In a related development, software developer CenterSpan Communications said Tuesday that it plans to submit a bid with the court to buy out Scour’s assets.
Swapping Service Triggers Lawsuit
Los Angeles-based Scour.com, which was backed by Hollywood heavyweight Michael Ovitz, filed for Chapter 11 bankruptcy protection from its creditors last month in part to ensure its continued operation in the face of costly legal challenges.
Scour.com has been fighting to stave off a copyright infringement lawsuit brought in July by the Motion Picture Association of America (MPAA), the Recording Industry Association of America (RIAA) and the National Publishers Association (NMPA).
At the heart of the legal battle was the company’s peer-to-peer digital file-sharing service Scour Exchange, which is used by millions of registered members.
The bankruptcy filing allowed Scour.com not only to keep all of its services up and running during the proceedings but also to stay the pending litigation.
Bidding War Erupts

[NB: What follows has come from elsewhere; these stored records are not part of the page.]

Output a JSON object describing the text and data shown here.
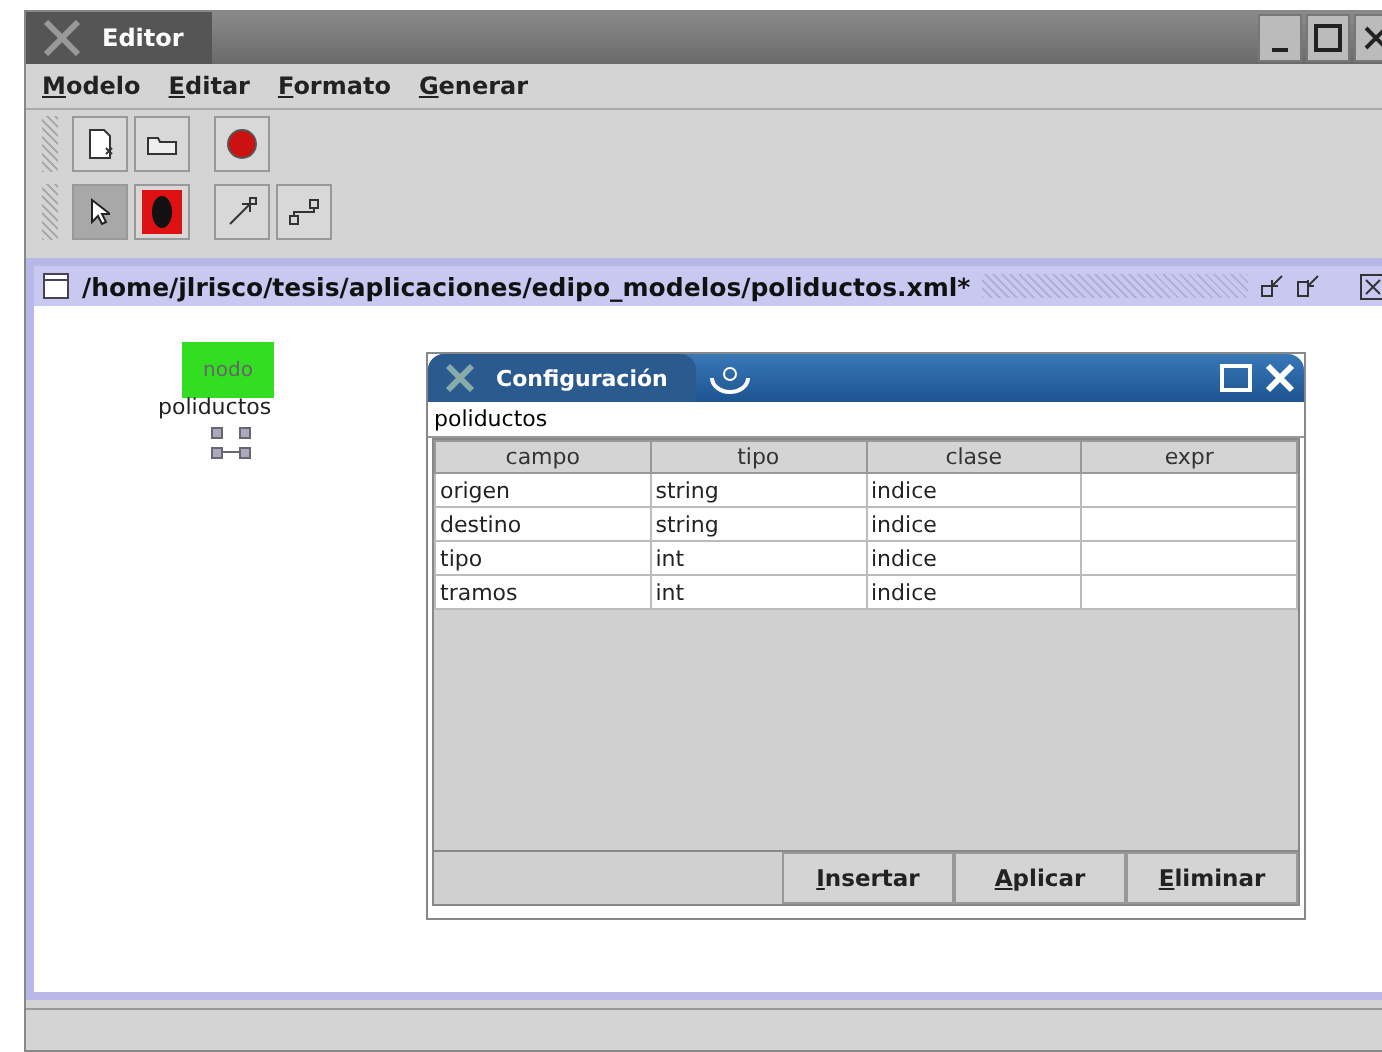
{
  "window": {
    "title": "Editor"
  },
  "menu": [
    "Modelo",
    "Editar",
    "Formato",
    "Generar"
  ],
  "toolbar_1": [
    {
      "kind": "new",
      "selected": false
    },
    {
      "kind": "open",
      "selected": false
    },
    {
      "kind": "stop",
      "selected": false
    }
  ],
  "toolbar_2": [
    {
      "kind": "pointer",
      "selected": true
    },
    {
      "kind": "node",
      "selected": false
    },
    {
      "kind": "arrow",
      "selected": false
    },
    {
      "kind": "link",
      "selected": false
    }
  ],
  "document": {
    "title": "/home/jlrisco/tesis/aplicaciones/edipo_modelos/poliductos.xml*"
  },
  "node": {
    "label": "nodo",
    "name": "poliductos",
    "selected": true
  },
  "dialog": {
    "title": "Configuración",
    "name": "poliductos",
    "columns": [
      "campo",
      "tipo",
      "clase",
      "expr"
    ],
    "rows": [
      [
        "origen",
        "string",
        "indice",
        ""
      ],
      [
        "destino",
        "string",
        "indice",
        ""
      ],
      [
        "tipo",
        "int",
        "indice",
        ""
      ],
      [
        "tramos",
        "int",
        "indice",
        ""
      ]
    ],
    "buttons": [
      "Insertar",
      "Aplicar",
      "Eliminar"
    ]
  }
}
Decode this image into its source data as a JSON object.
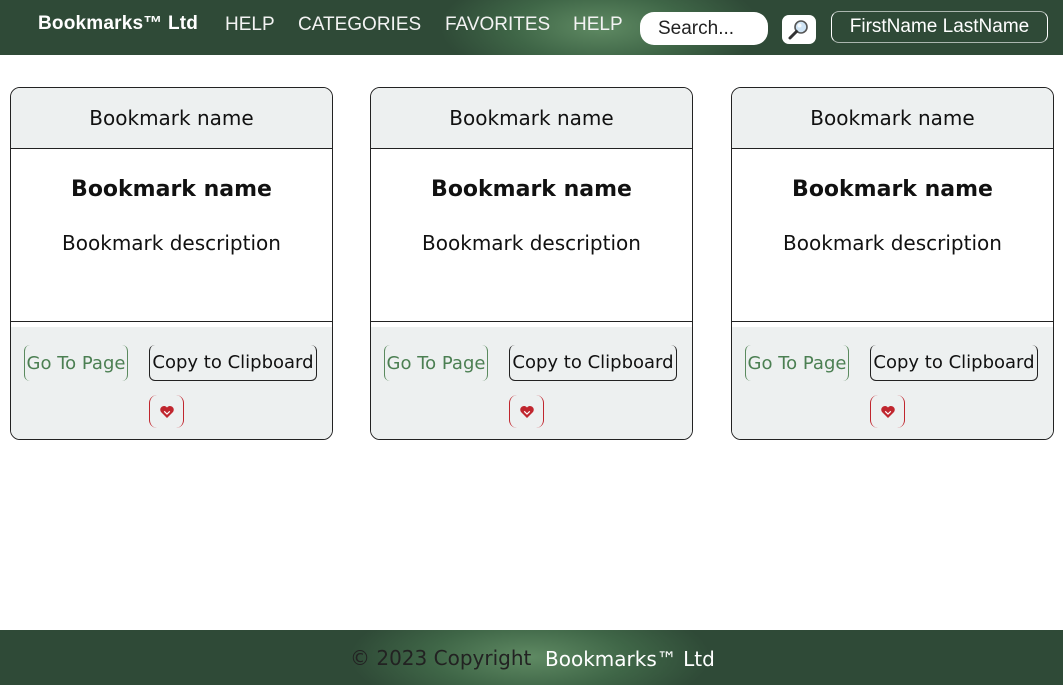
{
  "navbar": {
    "brand": "Bookmarks™ Ltd",
    "links": [
      "HELP",
      "CATEGORIES",
      "FAVORITES",
      "HELP"
    ],
    "search": {
      "placeholder": "Search..."
    },
    "search_icon": "magnifier-icon",
    "user_name": "FirstName LastName"
  },
  "cards": [
    {
      "header": "Bookmark name",
      "title": "Bookmark name",
      "description": "Bookmark description",
      "go_label": "Go To Page",
      "copy_label": "Copy to Clipboard",
      "fav_icon": "heart-icon"
    },
    {
      "header": "Bookmark name",
      "title": "Bookmark name",
      "description": "Bookmark description",
      "go_label": "Go To Page",
      "copy_label": "Copy to Clipboard",
      "fav_icon": "heart-icon"
    },
    {
      "header": "Bookmark name",
      "title": "Bookmark name",
      "description": "Bookmark description",
      "go_label": "Go To Page",
      "copy_label": "Copy to Clipboard",
      "fav_icon": "heart-icon"
    }
  ],
  "footer": {
    "copyright": "© 2023 Copyright",
    "brand": "Bookmarks™ Ltd"
  },
  "colors": {
    "nav_green": "#3f6647",
    "go_green": "#4b7f52",
    "favorite_red": "#c0262e",
    "panel_gray": "#edf0f0"
  }
}
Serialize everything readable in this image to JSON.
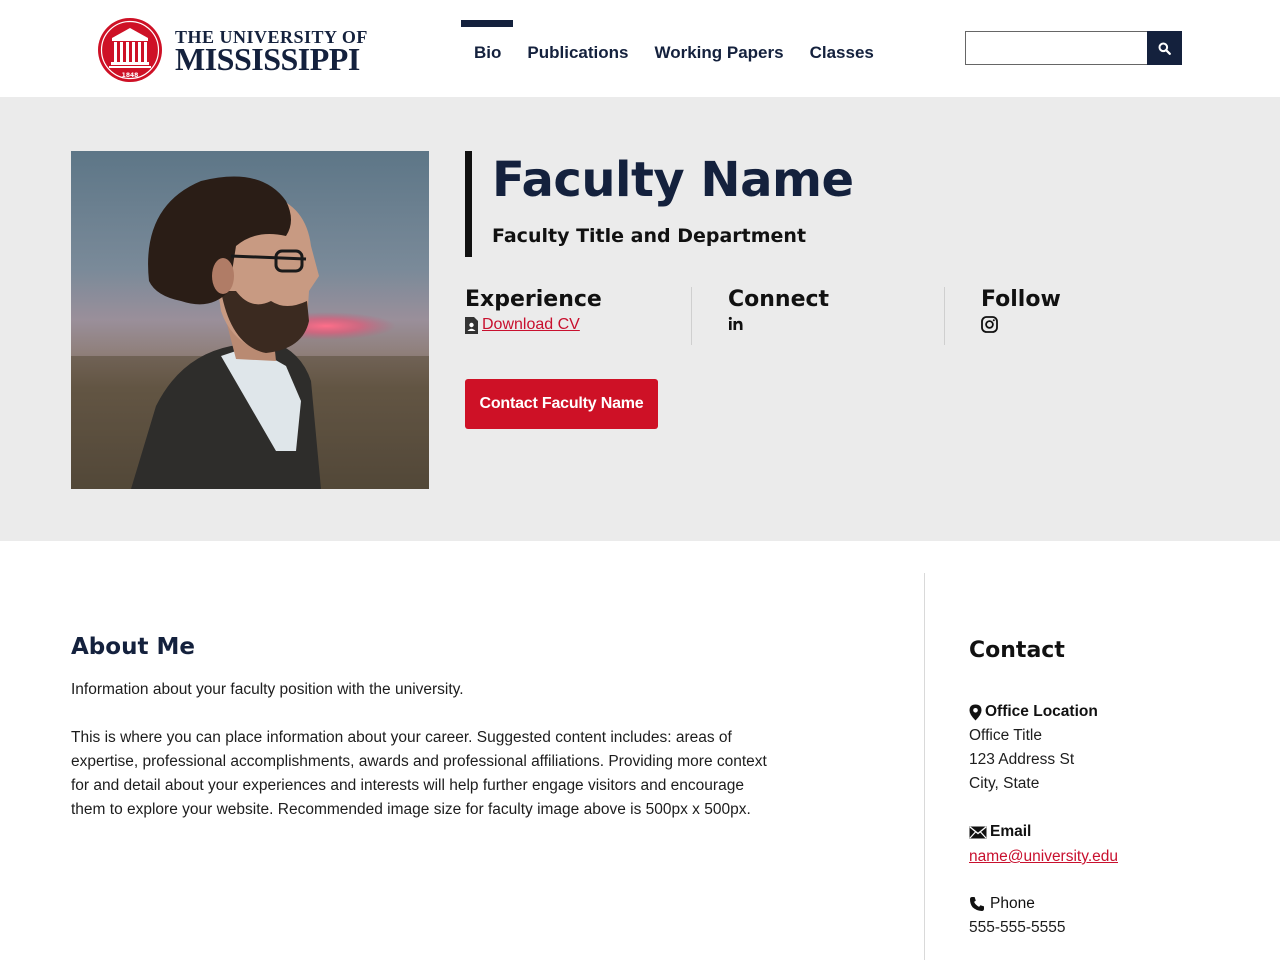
{
  "header": {
    "logo": {
      "line1": "THE UNIVERSITY OF",
      "line2": "MISSISSIPPI",
      "seal_year": "1848"
    },
    "nav": [
      {
        "label": "Bio",
        "active": true
      },
      {
        "label": "Publications",
        "active": false
      },
      {
        "label": "Working Papers",
        "active": false
      },
      {
        "label": "Classes",
        "active": false
      }
    ],
    "search": {
      "value": "",
      "placeholder": "",
      "icon": "search-icon"
    }
  },
  "hero": {
    "photo": "faculty-portrait",
    "name": "Faculty Name",
    "title": "Faculty Title and Department",
    "experience": {
      "heading": "Experience",
      "link_label": "Download CV",
      "icon": "document-icon"
    },
    "connect": {
      "heading": "Connect",
      "icon": "linkedin-icon"
    },
    "follow": {
      "heading": "Follow",
      "icon": "instagram-icon"
    },
    "contact_button": "Contact Faculty Name"
  },
  "about": {
    "heading": "About Me",
    "p1": "Information about your faculty position with the university.",
    "p2": "This is where you can place information about your career. Suggested content includes: areas of expertise, professional accomplishments, awards and professional affiliations. Providing more context for and detail about your experiences and interests will help further engage visitors and encourage them to explore your website. Recommended image size for faculty image above is 500px x 500px."
  },
  "contact": {
    "heading": "Contact",
    "office": {
      "label": "Office Location",
      "line1": "Office Title",
      "line2": "123 Address St",
      "line3": "City, State",
      "icon": "map-pin-icon"
    },
    "email": {
      "label": "Email",
      "value": "name@university.edu",
      "icon": "envelope-icon"
    },
    "phone": {
      "label": "Phone",
      "value": "555-555-5555",
      "icon": "phone-icon"
    }
  },
  "colors": {
    "navy": "#14213d",
    "red": "#ce1126",
    "hero_bg": "#ebebeb"
  }
}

CenterSpan did not provide any details about its bid for Scour. Last month, CenterSpan announced plans to create its own file-sharing network that would incorporate digital rights management (DRM), which allows a content provider to set restrictions on the usage of its material.
The Hillsboro, Oregon-based company said if it placed the winning bid, it would shut down Scour Exchange and relaunch it in 2001 as a secure and legal distribution channel that utilizes the DRM technology platform and compensates copyright holders.
CenterSpan’s announcement was issued prior to the statement from Scour that it would close Scour Exchange.
“While our bid will be structured as an asset acquisition to avoid contingent liabilities, we view Scour as very strategic and want the Scour founders and employees to join our team,” CenterSpan chief executive officer Frank G. Hausmann said.
CenterSpan will have to edge out some competition to take over Scour. Earlier this month, online music product and services site Listen.com offered to buy Scour for US$5 million and over 525,000 shares of its stock.
A published report said Wednesday that the attorneys for Scour, Perkins Coie LLP, angered U.S. Bankruptcy Court Judge Kathleen P. March when it was revealed in court that the firm owns $270,000 worth of shares in Listen.com — a conflict of interest, March said.
“In 10 years on the bench, I’ve never seen this sort of professional irresponsibility,” March reportedly said.
Bidding Still Open
According to the court, any interested party must deposit US$500,000 with Scour counsel no later than December 5th to quality as a bidder.
The successful bidder will be determined at a final sales proceeding scheduled for December 12th.